[Data section]
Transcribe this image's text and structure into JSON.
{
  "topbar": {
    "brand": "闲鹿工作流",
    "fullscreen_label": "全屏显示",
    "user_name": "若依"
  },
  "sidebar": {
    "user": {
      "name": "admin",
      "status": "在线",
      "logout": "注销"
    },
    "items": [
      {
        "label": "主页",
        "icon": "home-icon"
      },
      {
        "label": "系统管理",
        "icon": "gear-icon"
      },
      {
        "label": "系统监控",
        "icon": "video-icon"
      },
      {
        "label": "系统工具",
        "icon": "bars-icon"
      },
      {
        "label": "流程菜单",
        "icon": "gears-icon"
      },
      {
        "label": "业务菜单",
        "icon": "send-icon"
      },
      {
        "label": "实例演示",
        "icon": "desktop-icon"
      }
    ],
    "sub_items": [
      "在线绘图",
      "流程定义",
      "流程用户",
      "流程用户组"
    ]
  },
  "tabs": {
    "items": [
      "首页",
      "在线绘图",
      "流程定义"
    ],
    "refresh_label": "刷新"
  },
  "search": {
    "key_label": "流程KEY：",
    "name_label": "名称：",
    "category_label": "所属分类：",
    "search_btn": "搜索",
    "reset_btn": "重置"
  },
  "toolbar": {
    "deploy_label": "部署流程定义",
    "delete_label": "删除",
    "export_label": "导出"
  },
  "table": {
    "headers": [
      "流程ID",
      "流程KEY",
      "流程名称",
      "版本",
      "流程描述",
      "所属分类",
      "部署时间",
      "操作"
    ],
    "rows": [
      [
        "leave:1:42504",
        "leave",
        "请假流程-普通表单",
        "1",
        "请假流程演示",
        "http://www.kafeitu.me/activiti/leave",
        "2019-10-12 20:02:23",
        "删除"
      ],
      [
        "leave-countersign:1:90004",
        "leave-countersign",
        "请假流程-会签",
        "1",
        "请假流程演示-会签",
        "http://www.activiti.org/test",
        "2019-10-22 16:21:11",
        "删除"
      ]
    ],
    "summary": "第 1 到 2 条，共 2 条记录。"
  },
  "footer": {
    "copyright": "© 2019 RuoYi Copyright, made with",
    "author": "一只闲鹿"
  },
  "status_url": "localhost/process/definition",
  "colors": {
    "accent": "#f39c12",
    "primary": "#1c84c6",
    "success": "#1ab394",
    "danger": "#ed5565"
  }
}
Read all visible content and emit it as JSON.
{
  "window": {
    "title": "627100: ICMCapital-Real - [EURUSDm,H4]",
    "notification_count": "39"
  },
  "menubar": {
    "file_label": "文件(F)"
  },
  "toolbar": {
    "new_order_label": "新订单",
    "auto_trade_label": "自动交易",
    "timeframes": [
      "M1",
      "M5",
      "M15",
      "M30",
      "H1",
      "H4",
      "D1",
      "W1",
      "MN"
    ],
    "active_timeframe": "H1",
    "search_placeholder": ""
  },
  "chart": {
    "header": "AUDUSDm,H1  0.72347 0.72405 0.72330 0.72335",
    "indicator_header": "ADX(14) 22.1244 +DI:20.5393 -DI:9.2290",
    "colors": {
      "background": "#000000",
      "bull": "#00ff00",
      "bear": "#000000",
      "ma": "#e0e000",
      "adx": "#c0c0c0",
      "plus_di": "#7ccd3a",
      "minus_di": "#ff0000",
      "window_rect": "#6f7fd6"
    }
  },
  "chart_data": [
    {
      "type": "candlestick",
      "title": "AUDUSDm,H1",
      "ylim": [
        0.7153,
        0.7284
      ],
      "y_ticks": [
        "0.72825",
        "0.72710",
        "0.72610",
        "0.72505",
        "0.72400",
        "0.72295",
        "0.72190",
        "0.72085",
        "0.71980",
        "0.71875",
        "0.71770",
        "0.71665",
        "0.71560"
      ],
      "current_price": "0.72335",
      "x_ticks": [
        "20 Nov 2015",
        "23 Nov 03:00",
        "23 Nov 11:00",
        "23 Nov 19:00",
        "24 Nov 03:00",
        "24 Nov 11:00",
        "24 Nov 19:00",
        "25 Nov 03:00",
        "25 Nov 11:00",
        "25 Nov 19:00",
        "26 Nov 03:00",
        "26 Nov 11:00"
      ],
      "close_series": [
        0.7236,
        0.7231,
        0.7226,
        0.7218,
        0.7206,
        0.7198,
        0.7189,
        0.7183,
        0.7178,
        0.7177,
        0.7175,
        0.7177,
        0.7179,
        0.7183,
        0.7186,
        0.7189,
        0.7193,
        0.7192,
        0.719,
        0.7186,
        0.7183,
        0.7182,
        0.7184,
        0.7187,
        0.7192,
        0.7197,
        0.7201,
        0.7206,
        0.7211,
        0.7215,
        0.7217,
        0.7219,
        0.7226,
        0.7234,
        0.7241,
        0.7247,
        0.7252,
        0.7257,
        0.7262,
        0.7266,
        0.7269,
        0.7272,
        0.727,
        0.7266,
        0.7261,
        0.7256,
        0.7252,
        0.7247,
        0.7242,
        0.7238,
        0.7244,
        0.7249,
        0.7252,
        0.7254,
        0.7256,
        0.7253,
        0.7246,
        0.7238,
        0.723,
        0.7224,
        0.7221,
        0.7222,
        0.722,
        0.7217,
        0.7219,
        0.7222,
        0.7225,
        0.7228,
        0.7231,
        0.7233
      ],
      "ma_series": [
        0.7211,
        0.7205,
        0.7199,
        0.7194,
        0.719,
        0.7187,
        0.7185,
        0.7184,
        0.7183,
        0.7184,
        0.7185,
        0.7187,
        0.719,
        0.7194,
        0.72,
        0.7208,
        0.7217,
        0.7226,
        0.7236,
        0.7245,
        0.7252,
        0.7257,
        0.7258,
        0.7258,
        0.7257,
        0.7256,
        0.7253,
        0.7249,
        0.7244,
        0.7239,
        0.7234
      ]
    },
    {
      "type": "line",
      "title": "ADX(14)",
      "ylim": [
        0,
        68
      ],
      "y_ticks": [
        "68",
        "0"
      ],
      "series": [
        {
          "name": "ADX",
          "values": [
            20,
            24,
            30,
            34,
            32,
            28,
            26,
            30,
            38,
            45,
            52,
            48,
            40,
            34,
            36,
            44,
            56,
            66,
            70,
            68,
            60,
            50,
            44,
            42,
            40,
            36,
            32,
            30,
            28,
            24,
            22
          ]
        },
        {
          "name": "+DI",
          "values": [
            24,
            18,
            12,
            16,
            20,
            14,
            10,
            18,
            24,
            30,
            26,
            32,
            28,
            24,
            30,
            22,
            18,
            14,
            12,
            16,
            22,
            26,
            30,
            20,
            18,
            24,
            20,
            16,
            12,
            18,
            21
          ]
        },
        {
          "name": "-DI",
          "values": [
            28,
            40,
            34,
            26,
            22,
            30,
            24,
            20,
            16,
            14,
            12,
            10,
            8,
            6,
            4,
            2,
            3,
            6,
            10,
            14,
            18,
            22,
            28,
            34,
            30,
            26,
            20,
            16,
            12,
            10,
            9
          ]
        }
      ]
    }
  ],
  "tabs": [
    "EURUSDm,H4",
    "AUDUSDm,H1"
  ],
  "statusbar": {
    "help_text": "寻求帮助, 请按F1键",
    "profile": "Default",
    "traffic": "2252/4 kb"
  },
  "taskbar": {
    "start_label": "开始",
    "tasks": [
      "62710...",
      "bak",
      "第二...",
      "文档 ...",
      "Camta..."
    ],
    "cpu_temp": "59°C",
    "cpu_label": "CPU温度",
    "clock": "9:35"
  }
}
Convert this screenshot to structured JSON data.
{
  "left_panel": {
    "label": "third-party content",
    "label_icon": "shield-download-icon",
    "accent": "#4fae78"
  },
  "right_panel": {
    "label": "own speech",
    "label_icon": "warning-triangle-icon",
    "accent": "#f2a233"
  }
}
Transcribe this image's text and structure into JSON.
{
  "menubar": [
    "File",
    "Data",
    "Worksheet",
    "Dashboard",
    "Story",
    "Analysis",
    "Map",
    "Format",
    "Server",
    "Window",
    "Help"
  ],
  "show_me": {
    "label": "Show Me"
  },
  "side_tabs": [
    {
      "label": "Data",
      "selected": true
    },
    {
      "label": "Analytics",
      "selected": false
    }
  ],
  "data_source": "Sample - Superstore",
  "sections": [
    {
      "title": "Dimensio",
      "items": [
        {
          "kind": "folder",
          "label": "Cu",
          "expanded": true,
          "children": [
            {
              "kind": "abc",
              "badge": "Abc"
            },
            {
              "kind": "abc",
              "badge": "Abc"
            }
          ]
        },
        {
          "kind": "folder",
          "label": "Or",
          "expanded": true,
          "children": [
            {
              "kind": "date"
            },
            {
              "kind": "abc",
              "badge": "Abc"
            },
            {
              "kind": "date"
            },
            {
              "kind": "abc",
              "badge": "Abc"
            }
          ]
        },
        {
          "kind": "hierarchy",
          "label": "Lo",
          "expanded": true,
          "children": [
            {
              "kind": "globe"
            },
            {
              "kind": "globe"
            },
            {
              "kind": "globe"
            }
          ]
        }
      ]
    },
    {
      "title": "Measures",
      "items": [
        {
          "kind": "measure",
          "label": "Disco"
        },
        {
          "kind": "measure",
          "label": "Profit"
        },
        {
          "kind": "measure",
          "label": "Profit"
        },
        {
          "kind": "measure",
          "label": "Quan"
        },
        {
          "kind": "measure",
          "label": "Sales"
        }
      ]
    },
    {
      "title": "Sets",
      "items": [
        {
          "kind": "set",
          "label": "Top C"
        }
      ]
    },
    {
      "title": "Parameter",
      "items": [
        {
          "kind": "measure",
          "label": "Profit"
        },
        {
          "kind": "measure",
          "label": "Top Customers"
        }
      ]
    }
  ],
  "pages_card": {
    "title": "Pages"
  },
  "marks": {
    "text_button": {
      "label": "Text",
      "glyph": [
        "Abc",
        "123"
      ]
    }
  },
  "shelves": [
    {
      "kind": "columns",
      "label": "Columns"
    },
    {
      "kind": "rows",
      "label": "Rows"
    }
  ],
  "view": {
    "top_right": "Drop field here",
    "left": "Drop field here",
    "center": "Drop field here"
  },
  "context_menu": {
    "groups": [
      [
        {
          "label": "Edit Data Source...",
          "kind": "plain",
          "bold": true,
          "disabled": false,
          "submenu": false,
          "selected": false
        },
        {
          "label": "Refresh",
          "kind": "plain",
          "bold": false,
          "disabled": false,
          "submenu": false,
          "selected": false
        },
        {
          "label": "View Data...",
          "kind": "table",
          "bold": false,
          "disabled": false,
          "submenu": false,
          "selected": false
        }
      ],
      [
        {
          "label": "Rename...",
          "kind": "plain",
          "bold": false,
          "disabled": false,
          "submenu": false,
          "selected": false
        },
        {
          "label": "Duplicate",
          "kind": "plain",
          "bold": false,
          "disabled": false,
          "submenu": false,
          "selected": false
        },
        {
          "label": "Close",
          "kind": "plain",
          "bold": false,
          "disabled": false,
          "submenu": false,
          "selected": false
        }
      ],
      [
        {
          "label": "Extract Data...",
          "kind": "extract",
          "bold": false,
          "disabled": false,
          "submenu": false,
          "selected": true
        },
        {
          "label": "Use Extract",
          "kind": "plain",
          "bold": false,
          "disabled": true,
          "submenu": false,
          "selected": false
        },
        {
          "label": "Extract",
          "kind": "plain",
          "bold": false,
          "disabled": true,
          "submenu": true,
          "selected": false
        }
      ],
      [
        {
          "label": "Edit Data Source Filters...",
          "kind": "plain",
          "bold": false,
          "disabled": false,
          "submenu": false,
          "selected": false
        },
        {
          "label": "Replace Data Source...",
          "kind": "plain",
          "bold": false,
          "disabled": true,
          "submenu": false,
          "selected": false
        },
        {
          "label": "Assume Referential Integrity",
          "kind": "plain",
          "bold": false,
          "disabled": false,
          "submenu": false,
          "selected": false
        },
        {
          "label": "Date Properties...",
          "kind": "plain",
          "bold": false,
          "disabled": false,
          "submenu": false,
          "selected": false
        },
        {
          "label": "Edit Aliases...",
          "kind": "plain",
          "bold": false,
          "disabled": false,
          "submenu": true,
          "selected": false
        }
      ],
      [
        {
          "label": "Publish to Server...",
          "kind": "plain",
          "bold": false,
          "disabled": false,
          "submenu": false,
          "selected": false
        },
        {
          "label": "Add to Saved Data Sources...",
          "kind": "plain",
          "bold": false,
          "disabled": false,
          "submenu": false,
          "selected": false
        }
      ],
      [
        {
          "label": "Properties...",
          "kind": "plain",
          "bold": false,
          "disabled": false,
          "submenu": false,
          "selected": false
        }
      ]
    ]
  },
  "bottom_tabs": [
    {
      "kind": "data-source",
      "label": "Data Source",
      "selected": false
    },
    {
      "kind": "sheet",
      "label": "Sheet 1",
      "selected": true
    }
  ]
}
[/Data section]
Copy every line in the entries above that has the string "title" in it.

**Result of the task**
    "title": "627100: ICMCapital-Real - [EURUSDm,H4]",
      "title": "AUDUSDm,H1",
      "title": "ADX(14)",
      "title": "Dimensio",
      "title": "Measures",
      "title": "Sets",
      "title": "Parameter",
    "title": "Pages"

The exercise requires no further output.